Element data from apps and pages

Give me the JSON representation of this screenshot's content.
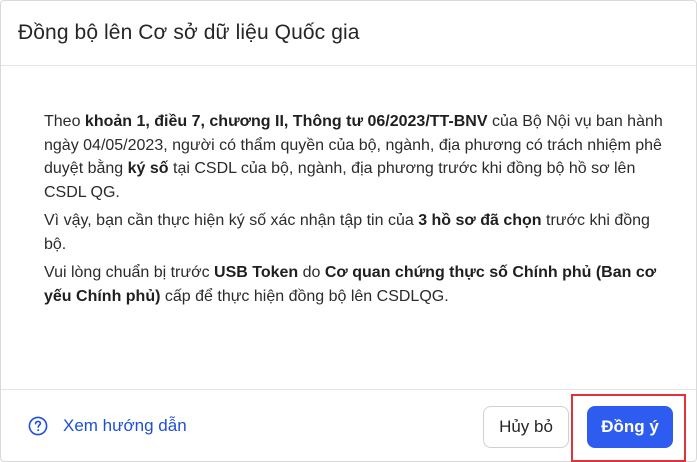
{
  "dialog": {
    "title": "Đồng bộ lên Cơ sở dữ liệu Quốc gia"
  },
  "content": {
    "p1_a": "Theo ",
    "p1_b": "khoản 1, điều 7, chương II, Thông tư 06/2023/TT-BNV",
    "p1_c": " của Bộ Nội vụ ban hành ngày 04/05/2023, người có thẩm quyền của bộ, ngành, địa phương có trách nhiệm phê duyệt bằng ",
    "p1_d": "ký số",
    "p1_e": " tại CSDL của bộ, ngành, địa phương trước khi đồng bộ hồ sơ lên CSDL QG.",
    "p2_a": "Vì vậy, bạn cần thực hiện ký số xác nhận tập tin của ",
    "p2_b": "3 hồ sơ đã chọn",
    "p2_c": " trước khi đồng bộ.",
    "p3_a": "Vui lòng chuẩn bị trước ",
    "p3_b": "USB Token",
    "p3_c": " do ",
    "p3_d": "Cơ quan chứng thực số Chính phủ (Ban cơ yếu Chính phủ)",
    "p3_e": " cấp để thực hiện đồng bộ lên CSDLQG."
  },
  "footer": {
    "help_link": "Xem hướng dẫn",
    "help_icon": "help-circle-icon",
    "cancel_label": "Hủy bỏ",
    "ok_label": "Đồng ý"
  },
  "colors": {
    "primary": "#2f5cf0",
    "link": "#1d4fd8",
    "highlight": "#e0323a"
  }
}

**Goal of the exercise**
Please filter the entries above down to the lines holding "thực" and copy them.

**Solved problem**
    "p2_a": "Vì vậy, bạn cần thực hiện ký số xác nhận tập tin của ",
    "p3_d": "Cơ quan chứng thực số Chính phủ (Ban cơ yếu Chính phủ)",
    "p3_e": " cấp để thực hiện đồng bộ lên CSDLQG."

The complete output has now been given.